▸ REQUIREMENT
Give the entries again, word for word.

---------- DATA SUPPLIED

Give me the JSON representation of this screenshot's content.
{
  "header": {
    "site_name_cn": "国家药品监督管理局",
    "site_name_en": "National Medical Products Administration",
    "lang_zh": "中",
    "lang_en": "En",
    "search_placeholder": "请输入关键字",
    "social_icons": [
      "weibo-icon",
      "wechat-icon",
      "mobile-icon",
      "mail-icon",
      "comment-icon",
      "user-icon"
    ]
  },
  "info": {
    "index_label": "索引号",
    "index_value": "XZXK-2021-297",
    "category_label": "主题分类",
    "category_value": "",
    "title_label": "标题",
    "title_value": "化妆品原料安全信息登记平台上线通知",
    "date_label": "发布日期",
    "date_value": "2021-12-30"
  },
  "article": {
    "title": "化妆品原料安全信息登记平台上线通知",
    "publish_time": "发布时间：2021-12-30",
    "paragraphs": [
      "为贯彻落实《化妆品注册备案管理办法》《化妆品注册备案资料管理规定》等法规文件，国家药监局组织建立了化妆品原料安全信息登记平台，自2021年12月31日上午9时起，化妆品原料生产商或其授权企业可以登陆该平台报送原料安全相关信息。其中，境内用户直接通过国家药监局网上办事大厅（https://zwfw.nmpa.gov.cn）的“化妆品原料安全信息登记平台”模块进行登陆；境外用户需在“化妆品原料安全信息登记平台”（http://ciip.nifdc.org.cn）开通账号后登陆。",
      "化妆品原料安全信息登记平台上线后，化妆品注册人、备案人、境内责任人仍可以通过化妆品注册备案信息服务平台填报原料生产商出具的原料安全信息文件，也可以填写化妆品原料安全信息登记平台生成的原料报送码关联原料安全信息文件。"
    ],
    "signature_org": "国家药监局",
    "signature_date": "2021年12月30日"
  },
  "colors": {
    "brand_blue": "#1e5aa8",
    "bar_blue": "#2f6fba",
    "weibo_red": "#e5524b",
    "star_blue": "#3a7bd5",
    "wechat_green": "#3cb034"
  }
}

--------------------

▸ RESULT
Give me the JSON representation of this screenshot's content.
{
  "header": {
    "site_name_cn": "国家药品监督管理局",
    "site_name_en": "National Medical Products Administration",
    "lang_zh": "中",
    "lang_en": "En",
    "search_placeholder": "请输入关键字",
    "social_icons": [
      "weibo-icon",
      "wechat-icon",
      "mobile-icon",
      "mail-icon",
      "comment-icon",
      "user-icon"
    ]
  },
  "info": {
    "index_label": "索引号",
    "index_value": "XZXK-2021-297",
    "category_label": "主题分类",
    "category_value": "",
    "title_label": "标题",
    "title_value": "化妆品原料安全信息登记平台上线通知",
    "date_label": "发布日期",
    "date_value": "2021-12-30"
  },
  "article": {
    "title": "化妆品原料安全信息登记平台上线通知",
    "publish_time": "发布时间：2021-12-30",
    "paragraphs": [
      "为贯彻落实《化妆品注册备案管理办法》《化妆品注册备案资料管理规定》等法规文件，国家药监局组织建立了化妆品原料安全信息登记平台，自2021年12月31日上午9时起，化妆品原料生产商或其授权企业可以登陆该平台报送原料安全相关信息。其中，境内用户直接通过国家药监局网上办事大厅（https://zwfw.nmpa.gov.cn）的“化妆品原料安全信息登记平台”模块进行登陆；境外用户需在“化妆品原料安全信息登记平台”（http://ciip.nifdc.org.cn）开通账号后登陆。",
      "化妆品原料安全信息登记平台上线后，化妆品注册人、备案人、境内责任人仍可以通过化妆品注册备案信息服务平台填报原料生产商出具的原料安全信息文件，也可以填写化妆品原料安全信息登记平台生成的原料报送码关联原料安全信息文件。"
    ],
    "signature_org": "国家药监局",
    "signature_date": "2021年12月30日"
  },
  "colors": {
    "brand_blue": "#1e5aa8",
    "bar_blue": "#2f6fba",
    "weibo_red": "#e5524b",
    "star_blue": "#3a7bd5",
    "wechat_green": "#3cb034"
  }
}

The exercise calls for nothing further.